If a City Council member, appointee or some other Colorado Springs official gets hit with an allegation of an ethics violation that's heard by the city's Independent Ethics Commission, the city will pay for up to $10,000 in legal expenses — as long as the accused is "completely exonerated." If not, that city official or appointee will be on the hook personally.
That consensus was reached by Council in a closed executive session Monday and announced by President Scott Hente. Council will vote formally on the matter April 9.
The policy applies to Council members, appointees, members of boards, committees and commissions, and the mayor. Legal expenses exceeding $10,000 can be submitted for consideration by Council, which could approve additional costs. Council's word is final and cannot be appealed.

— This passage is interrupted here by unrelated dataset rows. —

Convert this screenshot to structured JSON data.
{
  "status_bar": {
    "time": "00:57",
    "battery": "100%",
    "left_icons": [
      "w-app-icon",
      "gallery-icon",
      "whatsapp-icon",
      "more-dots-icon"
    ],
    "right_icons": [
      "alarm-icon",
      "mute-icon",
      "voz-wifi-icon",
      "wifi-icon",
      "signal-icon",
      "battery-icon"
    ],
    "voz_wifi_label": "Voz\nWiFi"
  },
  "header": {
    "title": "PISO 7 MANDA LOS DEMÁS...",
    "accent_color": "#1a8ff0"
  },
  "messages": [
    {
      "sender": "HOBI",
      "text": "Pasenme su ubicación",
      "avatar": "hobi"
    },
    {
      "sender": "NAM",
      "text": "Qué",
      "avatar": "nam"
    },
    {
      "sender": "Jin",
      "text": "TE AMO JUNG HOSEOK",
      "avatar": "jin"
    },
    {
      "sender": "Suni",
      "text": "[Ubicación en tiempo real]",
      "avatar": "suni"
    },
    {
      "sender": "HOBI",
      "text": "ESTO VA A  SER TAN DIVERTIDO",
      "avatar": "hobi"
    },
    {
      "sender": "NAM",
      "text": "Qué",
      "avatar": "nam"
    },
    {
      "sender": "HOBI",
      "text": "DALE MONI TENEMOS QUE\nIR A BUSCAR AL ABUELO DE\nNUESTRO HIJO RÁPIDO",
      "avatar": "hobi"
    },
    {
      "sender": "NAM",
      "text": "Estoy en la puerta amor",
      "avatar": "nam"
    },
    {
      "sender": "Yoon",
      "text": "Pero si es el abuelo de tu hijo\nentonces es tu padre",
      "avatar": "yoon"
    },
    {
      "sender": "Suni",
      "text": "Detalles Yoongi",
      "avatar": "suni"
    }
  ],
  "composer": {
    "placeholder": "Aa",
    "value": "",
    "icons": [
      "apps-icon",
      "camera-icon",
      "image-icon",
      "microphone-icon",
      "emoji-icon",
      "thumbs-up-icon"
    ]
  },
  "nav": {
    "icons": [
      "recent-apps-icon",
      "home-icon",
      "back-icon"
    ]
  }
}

The resolution, if approved, will be retroactive to pertain to the alleged violations of Councilman Tim Leigh, which are currently under investigation by the Ethics Commission. Leigh has been accused by David Neumann, president of Neumann Systems Group, of seeking personal gain through his company (a city contractor), and of having a conflict of interest related to the political question of whether the downtown Martin Drake Power Plant should be shuttered. NSG's coal-scrubbing technology could extend the life of the plant; Leigh, a commercial real estate broker, represents some downtown property owners who ostensibly would stand to gain from new development in that area.